That is "Police officers and foreign intelligence agents are among those named in new arrest warrents issued as part of the Milanese investigation of illegal dossiers ... including ex CIA agent John Paul Spinelli."

If only the rule of law were respected in the USA the way it is respected here in Italy.

And no I never expected to write that ever.

p.s. I was really strongly tempted to translate John Paul Spinelli which would give Giovanni Paolo Reefers, but this is serious.

update: I should have translated more carefully. A "mandato d'arresto" is much more than an arrest warrent. The correct translation of "arrestato" is not "arrested" but rather held in pre-final-conviction detention. A simple arresto is called a "fermo" which translates literally to a "stop". If people are held by the police before being considered by a judge (which is allowed for a maximum of 48 hours in Italy IIRC) they are "tratenuto nel stato di fermo" literally "held in the state of stoppedness."

I made another boo boo first translating "arresto" as "pre-trial detention". In Italy the stato of arresto can last long after trial, because defendents are presumed innocent until they have exhausted their appeals. Further both defence and (amazingly) prosecution have the right to one appeal on the facts of the case, basically an automatic retrial, before going to appeals on procedure.
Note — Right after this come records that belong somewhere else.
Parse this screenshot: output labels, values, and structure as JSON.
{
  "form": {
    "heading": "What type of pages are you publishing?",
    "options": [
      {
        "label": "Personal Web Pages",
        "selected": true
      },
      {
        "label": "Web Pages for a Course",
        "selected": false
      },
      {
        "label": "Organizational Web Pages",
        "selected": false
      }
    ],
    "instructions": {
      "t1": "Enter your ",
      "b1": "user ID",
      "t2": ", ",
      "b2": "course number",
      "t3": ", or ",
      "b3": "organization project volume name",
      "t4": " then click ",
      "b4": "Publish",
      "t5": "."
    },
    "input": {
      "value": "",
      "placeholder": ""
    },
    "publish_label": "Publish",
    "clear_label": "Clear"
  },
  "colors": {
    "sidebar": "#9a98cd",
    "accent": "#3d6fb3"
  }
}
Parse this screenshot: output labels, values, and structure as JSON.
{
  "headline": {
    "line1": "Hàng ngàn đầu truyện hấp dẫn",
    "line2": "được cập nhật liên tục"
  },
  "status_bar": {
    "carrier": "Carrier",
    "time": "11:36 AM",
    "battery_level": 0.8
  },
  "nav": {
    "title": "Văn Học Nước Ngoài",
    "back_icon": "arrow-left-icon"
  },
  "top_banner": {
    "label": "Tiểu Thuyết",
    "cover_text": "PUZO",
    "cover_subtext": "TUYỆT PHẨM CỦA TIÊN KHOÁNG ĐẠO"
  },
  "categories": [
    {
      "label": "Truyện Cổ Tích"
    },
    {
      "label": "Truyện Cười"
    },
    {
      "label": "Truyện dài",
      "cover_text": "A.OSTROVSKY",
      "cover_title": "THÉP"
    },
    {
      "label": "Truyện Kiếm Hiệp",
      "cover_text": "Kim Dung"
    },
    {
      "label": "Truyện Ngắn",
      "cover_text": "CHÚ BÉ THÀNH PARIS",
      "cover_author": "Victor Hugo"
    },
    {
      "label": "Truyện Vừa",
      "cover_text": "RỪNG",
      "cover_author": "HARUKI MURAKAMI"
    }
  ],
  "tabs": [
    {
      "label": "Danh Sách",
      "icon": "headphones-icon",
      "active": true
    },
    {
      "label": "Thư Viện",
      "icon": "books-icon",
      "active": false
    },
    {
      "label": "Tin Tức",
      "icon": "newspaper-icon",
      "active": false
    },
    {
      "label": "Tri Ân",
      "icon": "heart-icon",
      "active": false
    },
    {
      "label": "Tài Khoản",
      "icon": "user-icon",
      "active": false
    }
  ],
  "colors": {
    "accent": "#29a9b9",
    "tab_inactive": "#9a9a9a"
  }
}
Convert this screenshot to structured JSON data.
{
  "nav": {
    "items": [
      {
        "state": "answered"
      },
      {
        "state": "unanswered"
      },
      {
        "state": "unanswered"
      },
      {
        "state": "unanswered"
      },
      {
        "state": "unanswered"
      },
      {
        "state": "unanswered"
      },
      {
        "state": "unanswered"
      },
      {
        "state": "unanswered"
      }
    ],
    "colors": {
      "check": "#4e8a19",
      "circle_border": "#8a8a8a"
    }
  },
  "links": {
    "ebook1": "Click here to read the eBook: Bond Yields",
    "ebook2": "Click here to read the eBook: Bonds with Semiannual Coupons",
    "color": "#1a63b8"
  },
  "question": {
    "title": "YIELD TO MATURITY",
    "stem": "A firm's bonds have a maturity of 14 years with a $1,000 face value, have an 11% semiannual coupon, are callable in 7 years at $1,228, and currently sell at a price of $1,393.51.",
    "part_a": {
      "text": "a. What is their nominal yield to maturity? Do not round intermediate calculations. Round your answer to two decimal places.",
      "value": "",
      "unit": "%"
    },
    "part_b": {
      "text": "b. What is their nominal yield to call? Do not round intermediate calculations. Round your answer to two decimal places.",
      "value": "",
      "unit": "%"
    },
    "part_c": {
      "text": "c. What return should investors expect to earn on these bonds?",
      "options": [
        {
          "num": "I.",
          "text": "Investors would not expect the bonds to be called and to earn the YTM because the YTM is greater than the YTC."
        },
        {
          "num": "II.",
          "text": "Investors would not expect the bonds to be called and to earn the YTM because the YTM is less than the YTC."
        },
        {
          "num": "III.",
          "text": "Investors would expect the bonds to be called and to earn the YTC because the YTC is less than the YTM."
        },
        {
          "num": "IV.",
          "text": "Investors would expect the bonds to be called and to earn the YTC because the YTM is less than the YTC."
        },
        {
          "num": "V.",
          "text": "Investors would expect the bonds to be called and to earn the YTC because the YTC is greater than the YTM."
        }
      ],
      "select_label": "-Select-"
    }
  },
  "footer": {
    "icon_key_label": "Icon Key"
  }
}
This means that people are often presumed innocent even after they have been tried and convicted twice. This, combined with the much briefer jail terms imposed by lo stato Italiano, means that about half of the people under lock and key in Italy are presumed innocent and held in "lo stato d'arresto" that is "custodia cautelare" that is something else which is hard to translate into English (I considered using Padilla as an example but he was in the "stato di sequestro" that is "kidnapped" since he was locked up by people with no authority to do such a thing who are obviously felons even if they were just following orders).


Anonymous said...

Thank you.


Anonymous said...

Thank you for the illuminating explanation of Italian criminal law. But don't beat yourself up about "arrest warrant" not being a/the 'correct translation'. Take it from a professional translator: it is correct. It is the reader's duty to know how arrest warrants differ between civil-law and common-law countries. It can be helpful to explain, but when you do, you step out of the role of translator and into the role of legal-social-cultural interpreter.
So, for example, there is no need to fish for a translation of 'notaio'. In the bastard Romance language that is English, we already have that word, and it is "notary". So what if the function of notaries in English-speaking countries is vastly different. You may choose to gloss the term, but you do so as journalist or publisher, not translator.